A: Communication. It doesn’t matter what the service level is or what products are used, but there needs to be a strong communication channel between partners. Even if something has gone wrong, communication is key. Customers shouldn’t be left in the dark about what’s happening in their IT environment. If the customer understands what’s going on and what’s being done to resolve it, it will help deepen the level of trust in the partnership. Customers expect proactive advice from their MSPs, and for them to both follow-up on outstanding tasks or issues and follow-through to maximize their IT systems and keep their employees productive. If an MSP does those things, organizations can fully leverage IT to transform their business.
Q: How do MSPs help organizations address the shortage of IT talent?
A: More companies are turning to MSPs because of the access to deep and broad technical resources. For small and midsize businesses, retaining IT talent is tough. When they have an IT person leave, that knowledge and expertise goes with them. There are also new technologies constantly emerging, like internet of things (IoT) and bring your own devices (BYOD), that create greater IT complexity for those organizations. The need to have a team of dedicated, high-caliber IT experts has grown exponentially, so more and more companies are turning to MSPs. With the increase in MSPs, companies can find that ally that helps achieve their business objectives through information technology.
Q: How do you think IT support will change over the next 10 years?
A: In the next 10 years, I think the need for IT as a service will grow for organizations. Years ago, large manufacturing plants relied on their own local electric substations. They would hire an entire group to maintain that substation. Eventually, electricity became a service, so they were able to outsource many of those responsibilities to another company. I see IT going in that same direction, which will make MSPs more relevant on a daily basis. Even for those organizations that currently have an internal IT team, IT complexity is increasing at such a rapid rate that they’ll look to an MSP to augment their existing teams. MSPs can support your internal team for large projects like cloud migrations, risk assessments, and technology refreshes, or by offloading recurring operational IT tasks so internal teams can focus on business objectives.
Q: What is the biggest challenge in your role?
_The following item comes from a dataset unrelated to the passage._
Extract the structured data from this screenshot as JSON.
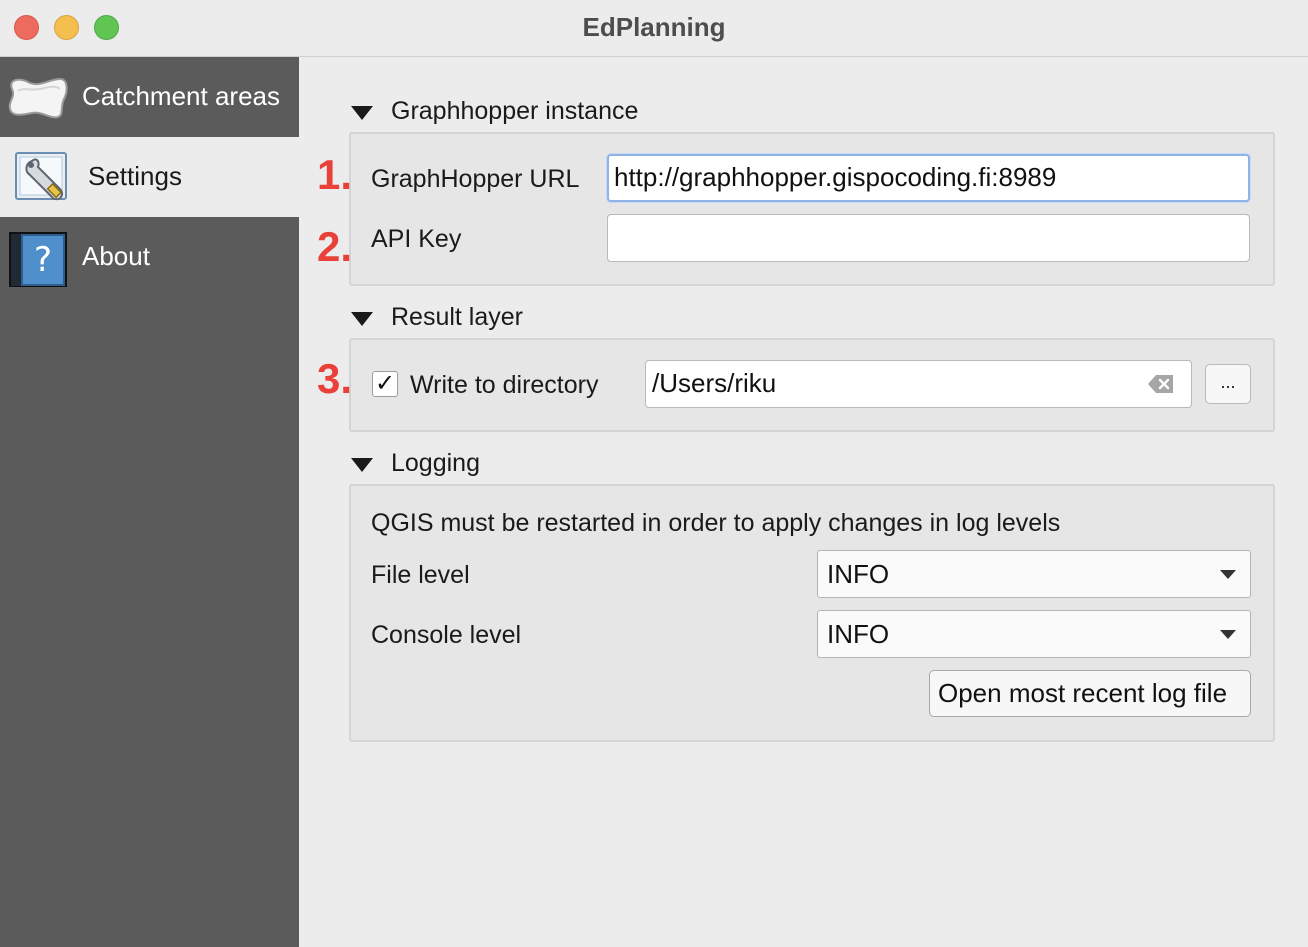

A: Staying current. There’s so much that goes on under the hood to maintain an IT environment, and each element is constantly being updated and modified. I’m always reading up on advancements and updates to technology for each of the industries we serve with different blogs, certifications, and publications. I also try to be as involved as I can with the external IT community, by collaborating with peers at conferences, seminars, and networking events. Not only do I focus on my personal development, but it’s also my responsibility to make sure we maintain or achieve company-level certifications with our vendors so we can show our value and industry excellence to customers. Because I’m on mailing lists for Dell, SolarWinds, Fortinet, HPE and Microsoft, I’m always in the loop about monthly product updates and big announcements that can expand our service offerings.